Use the Outline view to better understand your code, and Jump to Definition of variables for easy navigation.
Moreover the Debugger enables you to set breakpoints, step over and through, and inspect variables of any JS/Node.js app.

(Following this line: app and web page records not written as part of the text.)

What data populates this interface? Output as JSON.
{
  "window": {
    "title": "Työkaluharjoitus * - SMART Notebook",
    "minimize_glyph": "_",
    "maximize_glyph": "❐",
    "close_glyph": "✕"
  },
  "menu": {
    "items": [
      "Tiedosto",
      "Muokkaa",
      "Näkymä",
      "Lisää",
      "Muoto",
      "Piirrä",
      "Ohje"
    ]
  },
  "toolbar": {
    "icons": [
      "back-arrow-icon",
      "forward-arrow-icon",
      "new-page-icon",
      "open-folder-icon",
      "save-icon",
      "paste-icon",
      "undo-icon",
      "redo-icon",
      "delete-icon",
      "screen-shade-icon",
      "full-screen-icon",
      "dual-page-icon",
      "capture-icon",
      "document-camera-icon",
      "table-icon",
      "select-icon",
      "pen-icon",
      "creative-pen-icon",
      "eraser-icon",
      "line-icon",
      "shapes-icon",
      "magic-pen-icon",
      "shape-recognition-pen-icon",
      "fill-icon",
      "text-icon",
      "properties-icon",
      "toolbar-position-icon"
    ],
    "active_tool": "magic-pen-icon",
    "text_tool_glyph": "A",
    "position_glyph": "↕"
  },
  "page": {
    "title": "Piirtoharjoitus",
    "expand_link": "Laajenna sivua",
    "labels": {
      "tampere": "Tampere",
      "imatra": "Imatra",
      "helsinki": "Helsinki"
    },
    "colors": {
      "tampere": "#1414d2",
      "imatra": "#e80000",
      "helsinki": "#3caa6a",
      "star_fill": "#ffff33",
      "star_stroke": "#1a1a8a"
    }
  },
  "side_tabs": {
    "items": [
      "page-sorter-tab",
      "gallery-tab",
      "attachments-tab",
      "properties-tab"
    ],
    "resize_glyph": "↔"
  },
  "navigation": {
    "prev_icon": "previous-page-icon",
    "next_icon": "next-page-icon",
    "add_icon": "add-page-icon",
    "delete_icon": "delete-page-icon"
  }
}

Or jump right into the Immediate Window to execute code in a debugging session.Visit site